For most people, returning to rehab would be one of the last things they think about doing after leaving.
However, nine months after leaving, Annie has found herself back at Impact Recovery, an organisation run by Christ Church − only this time not as a resident, but as a house supervisor.
“When I told my mum what I was doing she said, ‘You’ve just got out of there, why do you want to go back?’,” Annie said.
“I had to explain that I don’t want to go back to rehab, I want to go back to help people.”
Annie completed a 31-month stint at Impact Recovery in Bendigo for alcohol addiction.

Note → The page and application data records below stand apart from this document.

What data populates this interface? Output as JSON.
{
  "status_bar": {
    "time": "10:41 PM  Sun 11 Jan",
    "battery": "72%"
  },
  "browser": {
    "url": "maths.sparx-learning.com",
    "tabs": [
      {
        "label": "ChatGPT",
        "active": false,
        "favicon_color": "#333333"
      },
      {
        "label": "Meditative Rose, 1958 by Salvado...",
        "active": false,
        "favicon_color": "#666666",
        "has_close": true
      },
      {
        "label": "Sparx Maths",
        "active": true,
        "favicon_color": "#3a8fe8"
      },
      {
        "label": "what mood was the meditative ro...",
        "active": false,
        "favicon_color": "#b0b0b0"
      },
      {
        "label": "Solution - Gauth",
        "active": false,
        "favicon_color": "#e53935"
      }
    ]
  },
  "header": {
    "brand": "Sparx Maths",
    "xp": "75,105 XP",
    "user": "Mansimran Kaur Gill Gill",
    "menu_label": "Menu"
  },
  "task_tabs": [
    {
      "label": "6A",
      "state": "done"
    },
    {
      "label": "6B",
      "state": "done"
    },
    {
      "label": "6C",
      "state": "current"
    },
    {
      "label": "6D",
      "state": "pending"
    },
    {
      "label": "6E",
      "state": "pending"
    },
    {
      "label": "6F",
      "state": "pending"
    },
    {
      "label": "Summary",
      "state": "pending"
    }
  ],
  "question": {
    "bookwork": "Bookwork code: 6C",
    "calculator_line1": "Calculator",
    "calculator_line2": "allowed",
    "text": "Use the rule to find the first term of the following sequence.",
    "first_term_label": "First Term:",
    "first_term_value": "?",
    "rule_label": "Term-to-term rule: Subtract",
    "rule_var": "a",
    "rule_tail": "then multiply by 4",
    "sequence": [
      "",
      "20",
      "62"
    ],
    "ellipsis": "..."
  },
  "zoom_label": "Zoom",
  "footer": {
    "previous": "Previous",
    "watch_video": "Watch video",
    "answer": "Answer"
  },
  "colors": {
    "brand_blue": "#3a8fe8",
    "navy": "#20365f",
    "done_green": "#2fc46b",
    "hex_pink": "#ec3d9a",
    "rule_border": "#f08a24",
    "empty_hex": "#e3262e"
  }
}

Although she describes her time in rehab as long and difficult, she said it was definitely worth it.
Having previously given up alcohol twice, first for six months and then for 11, Annie knew from experience she needed professional help.
“It’s not just about willpower. Until you actually figure out why you’re drinking, you’re just going to keep going back to it,” she said.
For Annie, her time in rehab was one of self-discovery.
“I just found it really helped me get in touch with the pain I was trying to cover up with the alcohol.
“ It helped me learn how to deal with my own anxiety and gave me the tools to actually deal with my emotions.”
Annie’s history with alcohol is one of trauma, hardship and an undeniable desire to succeed.
At 16, Annie was introduced to alcohol and marijuana after she attempted suicide.
“Alcohol just numbed the pain and made it feel like it went away,” she said.
Married at 20, Annie didn’t drink for years but admitted to smoking every day. After her marriage broke down she started social drinking.
During a 10 year period, this became more regular until she found herself drinking most days.
Having also been involved in two violent relationships, Annie said she had lost her sense of self and her independence.
“My existence was actually about my partner, not me. I forgot what I liked doing,” she said.
“I forgot what I wanted to do for my future. I had friends but they were through my partner.”
Eventually Annie decided she did not want to live that way. “It wasn’t really living,” she said.
“I decided there has got to be more for me.”
Annie entered the program and found a huge emphasis on community and belonging.
“It’s like you have another family who really cares about you and wants to see the best for you,” she said.
Of her rehab experience, Annie valued being surrounded by mentors who had been through similar life experiences.
Being mentored by others who had been in her place, and seeing what life without alcohol could be like, is what inspired Annie to take on the role as house supervisor.
“I want to help others get out of the dark hole. That’s really important to me,” she said.
As house supervisor, Annie said she is again on a journey of self-discovery and has learnt how to help others and deal with people’s behaviours, trauma and pain.
For those considering getting help, Annie said: “Just do it. They say that until the pain of change is less than the pain of staying the same, people won’t get help, so if anyone is thinking about getting help, just do it.”
You can contact Impact Recovery on 5441 3327.
By GRACE AICKEN